Students study marketing God to the masses by examining mega-churches
Findings from the new course, which combines theology and marketing, being made Monday, May 1
05/01/06It’s Sunday and Crossroads Community Church is having a preaching competition between its two pastors, Brian Tome and Brian Wells. The two exchange barbs over preaching styles that include videos and a rock band halftime show. In the words of the Xavier students attending the service, it was “over the top.”
The students were not regular members of the congregation. Their visit to Crossroads was homework to prepare their final presentation for a new course titled Marketing/Evangelizing Churches, which explores the phenomenal growth of mega-churches. The students presented their research on May 1, in Room 3 of Hailstones Hall.
At last count, there were more than 1,000 such churches in the United States, with some topping 20,000 members, and at least three in the Cincinnati area: Crossroads Community Church in Oakley; the Vineyard in Mason; and the Solid Rock Church on I-75 north of Cincinnati. Students are visiting these churches to better understand how they "market" to the un-churched or those dissatisfied with their church experience
The course, taught by Ted Bergh, who has a master's degree in theology from Xavier and an M.B.A. from Cornell University, also examines the growth of large Catholic churches. Student teams are also visiting Good Shepherd in Montgomery and St. John the Evangelist in West Chester.
“The teams compare evangelization, worship, marketing and member involvement in church activities,” says Bergh. “The primary question the students try to answer is: What draws ‘seekers’...those searching for faith…and the un-churched to become believers and faithful members of a congregation?”
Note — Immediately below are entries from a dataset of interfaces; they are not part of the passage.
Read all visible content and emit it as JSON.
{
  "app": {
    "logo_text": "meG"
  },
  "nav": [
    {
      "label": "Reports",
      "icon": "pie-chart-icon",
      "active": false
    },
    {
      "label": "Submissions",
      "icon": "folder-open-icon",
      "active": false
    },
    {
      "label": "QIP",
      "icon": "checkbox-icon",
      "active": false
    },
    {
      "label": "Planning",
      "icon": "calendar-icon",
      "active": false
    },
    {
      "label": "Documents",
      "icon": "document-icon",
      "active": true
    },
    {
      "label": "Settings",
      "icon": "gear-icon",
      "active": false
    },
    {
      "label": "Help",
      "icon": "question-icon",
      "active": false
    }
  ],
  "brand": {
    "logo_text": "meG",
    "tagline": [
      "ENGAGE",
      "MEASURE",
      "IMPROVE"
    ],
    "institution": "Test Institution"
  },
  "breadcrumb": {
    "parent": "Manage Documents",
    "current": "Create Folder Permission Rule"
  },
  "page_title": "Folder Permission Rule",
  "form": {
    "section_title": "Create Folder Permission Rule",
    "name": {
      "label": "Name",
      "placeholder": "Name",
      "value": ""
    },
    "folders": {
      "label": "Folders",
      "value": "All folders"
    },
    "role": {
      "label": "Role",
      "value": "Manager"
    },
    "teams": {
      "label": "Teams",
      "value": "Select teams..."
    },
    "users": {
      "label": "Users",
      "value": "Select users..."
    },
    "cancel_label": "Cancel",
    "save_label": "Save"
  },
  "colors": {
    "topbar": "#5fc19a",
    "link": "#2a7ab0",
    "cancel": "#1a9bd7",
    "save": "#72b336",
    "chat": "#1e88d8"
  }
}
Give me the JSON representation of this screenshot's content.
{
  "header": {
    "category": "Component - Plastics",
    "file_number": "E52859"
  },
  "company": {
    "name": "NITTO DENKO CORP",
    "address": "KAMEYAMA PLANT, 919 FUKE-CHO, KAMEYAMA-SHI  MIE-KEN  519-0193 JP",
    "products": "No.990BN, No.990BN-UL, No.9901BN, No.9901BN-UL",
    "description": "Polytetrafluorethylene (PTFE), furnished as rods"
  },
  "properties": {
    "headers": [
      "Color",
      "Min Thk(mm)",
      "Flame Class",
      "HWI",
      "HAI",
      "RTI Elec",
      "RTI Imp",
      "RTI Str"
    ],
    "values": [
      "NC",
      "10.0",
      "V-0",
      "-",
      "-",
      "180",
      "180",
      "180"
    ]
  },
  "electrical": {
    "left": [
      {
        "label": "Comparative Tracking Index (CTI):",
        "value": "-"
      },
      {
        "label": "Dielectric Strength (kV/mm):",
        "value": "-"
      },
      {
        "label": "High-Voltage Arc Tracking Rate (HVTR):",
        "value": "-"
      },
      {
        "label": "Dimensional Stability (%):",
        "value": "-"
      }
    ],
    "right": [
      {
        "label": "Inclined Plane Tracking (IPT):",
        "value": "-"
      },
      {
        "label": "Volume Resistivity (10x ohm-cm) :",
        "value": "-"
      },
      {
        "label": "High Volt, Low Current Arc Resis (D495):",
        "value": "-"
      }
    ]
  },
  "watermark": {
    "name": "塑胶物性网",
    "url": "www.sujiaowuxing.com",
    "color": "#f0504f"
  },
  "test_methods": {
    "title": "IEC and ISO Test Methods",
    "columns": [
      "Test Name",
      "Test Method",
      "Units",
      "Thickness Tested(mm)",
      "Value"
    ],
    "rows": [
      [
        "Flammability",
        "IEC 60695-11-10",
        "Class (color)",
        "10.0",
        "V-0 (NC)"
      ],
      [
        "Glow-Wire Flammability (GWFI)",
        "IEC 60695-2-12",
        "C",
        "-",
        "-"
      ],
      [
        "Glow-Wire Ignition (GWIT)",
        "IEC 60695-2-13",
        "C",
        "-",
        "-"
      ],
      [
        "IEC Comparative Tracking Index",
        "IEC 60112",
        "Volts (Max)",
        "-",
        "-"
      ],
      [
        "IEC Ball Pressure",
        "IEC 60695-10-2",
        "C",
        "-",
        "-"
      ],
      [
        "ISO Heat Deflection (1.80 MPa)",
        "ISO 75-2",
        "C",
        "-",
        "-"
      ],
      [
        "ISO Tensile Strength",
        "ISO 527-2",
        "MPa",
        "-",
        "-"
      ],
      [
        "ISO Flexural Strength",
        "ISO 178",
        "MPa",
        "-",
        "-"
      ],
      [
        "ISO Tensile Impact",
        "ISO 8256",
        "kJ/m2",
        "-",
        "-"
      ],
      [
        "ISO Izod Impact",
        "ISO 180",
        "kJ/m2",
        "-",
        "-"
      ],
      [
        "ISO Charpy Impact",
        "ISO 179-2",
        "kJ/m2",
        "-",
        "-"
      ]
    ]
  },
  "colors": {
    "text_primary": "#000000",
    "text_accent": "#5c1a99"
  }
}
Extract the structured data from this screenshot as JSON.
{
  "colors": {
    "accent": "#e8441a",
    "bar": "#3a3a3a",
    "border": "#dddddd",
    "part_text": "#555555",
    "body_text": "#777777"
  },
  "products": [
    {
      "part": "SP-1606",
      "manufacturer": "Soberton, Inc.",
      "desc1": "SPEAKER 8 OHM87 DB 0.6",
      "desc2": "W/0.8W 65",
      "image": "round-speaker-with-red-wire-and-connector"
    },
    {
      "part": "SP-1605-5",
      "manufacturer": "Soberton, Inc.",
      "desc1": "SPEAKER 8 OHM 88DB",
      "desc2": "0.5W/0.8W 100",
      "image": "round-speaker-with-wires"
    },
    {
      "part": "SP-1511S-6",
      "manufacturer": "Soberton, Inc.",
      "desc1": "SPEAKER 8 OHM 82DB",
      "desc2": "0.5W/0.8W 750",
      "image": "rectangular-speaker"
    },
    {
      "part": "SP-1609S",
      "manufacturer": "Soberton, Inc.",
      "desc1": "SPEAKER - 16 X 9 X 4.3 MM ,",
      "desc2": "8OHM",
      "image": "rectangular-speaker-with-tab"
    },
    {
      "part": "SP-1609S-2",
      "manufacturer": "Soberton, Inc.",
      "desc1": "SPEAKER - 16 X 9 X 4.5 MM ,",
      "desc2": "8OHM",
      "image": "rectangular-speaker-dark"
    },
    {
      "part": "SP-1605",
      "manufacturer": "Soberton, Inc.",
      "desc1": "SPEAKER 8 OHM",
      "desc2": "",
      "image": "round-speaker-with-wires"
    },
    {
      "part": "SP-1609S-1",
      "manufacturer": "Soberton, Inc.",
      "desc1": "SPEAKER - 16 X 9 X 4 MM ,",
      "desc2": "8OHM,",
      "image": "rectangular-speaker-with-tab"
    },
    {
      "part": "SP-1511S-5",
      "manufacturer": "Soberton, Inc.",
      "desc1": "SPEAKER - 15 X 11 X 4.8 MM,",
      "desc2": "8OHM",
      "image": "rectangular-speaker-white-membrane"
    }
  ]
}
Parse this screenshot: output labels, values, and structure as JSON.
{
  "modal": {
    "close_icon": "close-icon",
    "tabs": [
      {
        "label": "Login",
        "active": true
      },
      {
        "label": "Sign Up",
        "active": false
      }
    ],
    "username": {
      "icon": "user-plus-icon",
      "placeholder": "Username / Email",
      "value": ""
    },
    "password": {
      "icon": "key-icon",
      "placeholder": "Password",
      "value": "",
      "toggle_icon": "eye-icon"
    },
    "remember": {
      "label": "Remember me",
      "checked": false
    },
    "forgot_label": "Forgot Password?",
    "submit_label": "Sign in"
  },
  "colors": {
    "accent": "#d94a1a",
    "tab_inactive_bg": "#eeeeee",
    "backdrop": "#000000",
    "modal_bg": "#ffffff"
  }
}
The Xavier class found that mega-churches have sophisticated and carefully designed business plans to encourage seekers to become church members. Catholic mega-parishes are mostly unfamiliar with the concept of target audiences. They have also identified how the mega-church business model includes strategies that not only attract the un-churched but also encourage these seekers to become active members.
For more information, please contact Ted Bergh at 513 236-3948.